**** Given information ****
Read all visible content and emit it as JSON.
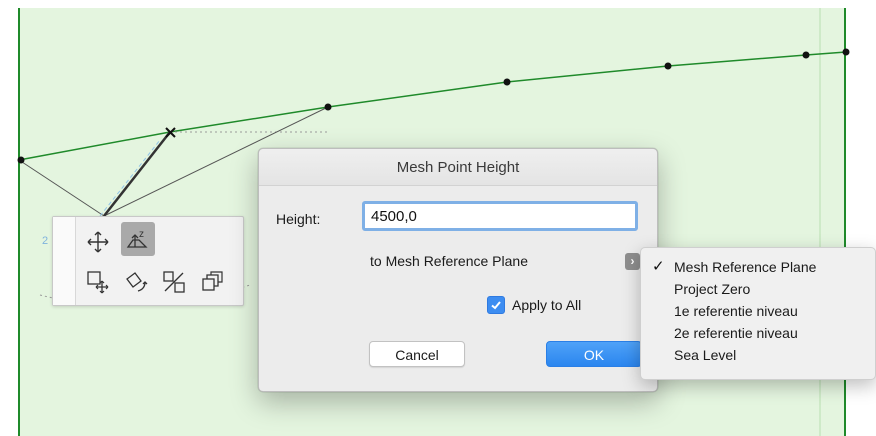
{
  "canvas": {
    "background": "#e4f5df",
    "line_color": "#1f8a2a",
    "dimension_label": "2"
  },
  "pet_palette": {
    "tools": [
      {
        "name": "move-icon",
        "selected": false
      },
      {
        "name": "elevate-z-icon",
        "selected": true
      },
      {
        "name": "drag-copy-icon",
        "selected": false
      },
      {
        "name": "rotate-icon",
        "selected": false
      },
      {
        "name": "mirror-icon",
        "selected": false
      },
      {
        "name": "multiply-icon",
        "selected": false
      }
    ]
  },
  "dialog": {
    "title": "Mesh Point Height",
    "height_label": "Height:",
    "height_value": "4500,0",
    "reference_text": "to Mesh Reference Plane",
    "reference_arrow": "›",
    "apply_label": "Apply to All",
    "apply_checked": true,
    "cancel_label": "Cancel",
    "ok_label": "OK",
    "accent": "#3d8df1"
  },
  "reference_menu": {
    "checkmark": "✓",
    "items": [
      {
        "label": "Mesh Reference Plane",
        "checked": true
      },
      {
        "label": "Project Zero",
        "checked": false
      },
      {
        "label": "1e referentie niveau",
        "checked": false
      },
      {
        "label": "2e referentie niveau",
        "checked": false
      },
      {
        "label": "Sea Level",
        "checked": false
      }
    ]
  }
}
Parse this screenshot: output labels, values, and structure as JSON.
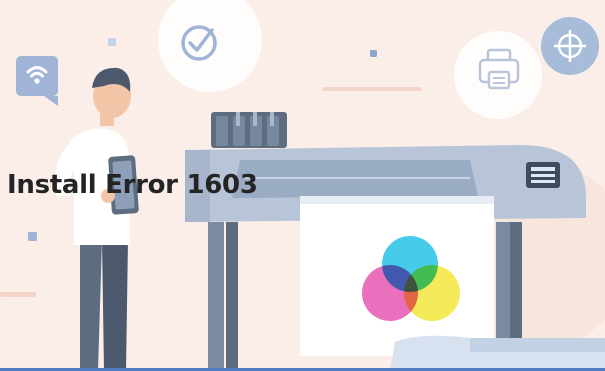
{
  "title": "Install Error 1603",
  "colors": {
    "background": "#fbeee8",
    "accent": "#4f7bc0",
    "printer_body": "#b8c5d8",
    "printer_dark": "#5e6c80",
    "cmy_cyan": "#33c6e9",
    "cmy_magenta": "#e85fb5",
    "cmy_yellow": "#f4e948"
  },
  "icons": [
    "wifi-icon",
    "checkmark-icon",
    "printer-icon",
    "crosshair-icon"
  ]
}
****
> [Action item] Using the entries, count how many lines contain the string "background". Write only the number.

> [Completed exercise] 2